Today, we take the bit on our teeth. The University of Houston's College of Engineering presents this series about the machines that make our civilization run, and the people whose ingenuity created them.
America gave birth to the public lending library in the mid-19th century. Now an 1871 Scribner's Monthly article about the Boston Public Library reveals its labor pains. Boston's library, heavily underwritten by private donors, was being managed by bibliophiles. And they had to turn books loose among the general public, even though doing so violated every fiber of their thinking.
Scribner's didn't list author's names, but this one is pretty self-revealing. He (or she) demands to be seen as intellectual -- ten-dollar words and ornate sentences. He's sure that lending books must be a tougher problem for the New York Library with its more heterogeneous public. Here in Boston, many users are low class, but they are Bostonian. Still, the library has a very aggressive system for hunting down overdue book holders.
The biggest question the author faces is choosing what books the library should offer. And here rises an old power struggle between library owners -- that is you and me -- and library managers. Should the library give the public what it wants or give them what's good for them? Shouldn't librarians be best qualified to say what, and how, users should read?

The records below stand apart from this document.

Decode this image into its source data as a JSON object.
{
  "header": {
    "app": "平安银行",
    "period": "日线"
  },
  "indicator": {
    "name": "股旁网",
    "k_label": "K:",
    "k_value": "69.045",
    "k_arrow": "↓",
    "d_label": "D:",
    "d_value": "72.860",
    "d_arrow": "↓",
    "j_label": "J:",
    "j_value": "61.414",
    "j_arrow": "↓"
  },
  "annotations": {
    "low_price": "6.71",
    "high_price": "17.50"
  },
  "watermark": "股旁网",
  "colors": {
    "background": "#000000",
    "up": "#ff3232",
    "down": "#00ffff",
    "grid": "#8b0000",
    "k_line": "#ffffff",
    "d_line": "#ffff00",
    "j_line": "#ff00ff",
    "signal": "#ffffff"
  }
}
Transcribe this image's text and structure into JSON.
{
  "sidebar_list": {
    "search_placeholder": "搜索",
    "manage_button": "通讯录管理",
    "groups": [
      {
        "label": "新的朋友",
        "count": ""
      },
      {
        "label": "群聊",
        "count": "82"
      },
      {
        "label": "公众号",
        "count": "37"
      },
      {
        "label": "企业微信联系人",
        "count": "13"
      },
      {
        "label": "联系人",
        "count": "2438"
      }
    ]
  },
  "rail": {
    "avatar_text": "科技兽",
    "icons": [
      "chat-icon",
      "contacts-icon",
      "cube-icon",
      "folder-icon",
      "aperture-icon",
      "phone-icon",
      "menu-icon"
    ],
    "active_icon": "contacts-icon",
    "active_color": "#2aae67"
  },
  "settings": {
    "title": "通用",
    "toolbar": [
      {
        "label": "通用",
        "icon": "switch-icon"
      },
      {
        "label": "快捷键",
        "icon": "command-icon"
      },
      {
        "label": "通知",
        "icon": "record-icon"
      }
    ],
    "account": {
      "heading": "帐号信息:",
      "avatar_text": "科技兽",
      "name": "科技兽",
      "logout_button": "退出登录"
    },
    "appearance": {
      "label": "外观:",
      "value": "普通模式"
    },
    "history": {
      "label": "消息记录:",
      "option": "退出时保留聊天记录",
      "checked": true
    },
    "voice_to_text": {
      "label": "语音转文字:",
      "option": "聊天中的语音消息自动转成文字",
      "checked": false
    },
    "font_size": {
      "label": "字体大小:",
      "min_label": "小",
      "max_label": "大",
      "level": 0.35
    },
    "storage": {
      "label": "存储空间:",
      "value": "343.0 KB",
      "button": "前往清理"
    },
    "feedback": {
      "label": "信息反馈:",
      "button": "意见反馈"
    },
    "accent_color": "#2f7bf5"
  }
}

But the public, so often wrong in the short term, is always wiser than the experts in the long run. And the writer catches on grudgingly. He says that the public taste in fiction is low. But if we try to decide for the public, they will simply not use our library. He painfully concedes that starting out with cheap novels will put people on the road to better books. And he allows that, to read important books, even superior people need peace and quiet that the lower classes don't have.
This was a new America where we all had access to grade school and very few had access to college. This was an America that would own books in common and would learn from them as no other people ever had. Yet, as we trace this quaint attempt to assert the superiority of those who managed our books, we want to weep. These are fundamentally good people looking after the well-being of us all. But they're consumed by their longing for high status.
Of course the public wore them down, showed them the way, made it clear what a library should and should not be. The author makes another observation, so astute and so half-blind. Here in America, we are already better read than in Britain, he allows -- even though the highest culture is still to be found back there.
And so, while he thought about status, public library users were busy shifting the centers of thought-driven action far beyond his understanding. Every kind of book -- dime novels and Charles Dickens -- applied mechanics and treatises on astronomy. Words flowed. And printed words were molding a people far faster than any self-appointed keepers of the flame would ever again control.
I'm John Lienhard at the University of Houston, where we're interested in the way inventive minds work.
The Boston Public Library. Scribner's Monthly Magazine, Vol. 2, pp. 150-156. (No author named.) The three images of life in the Boston Library (below) are from this source.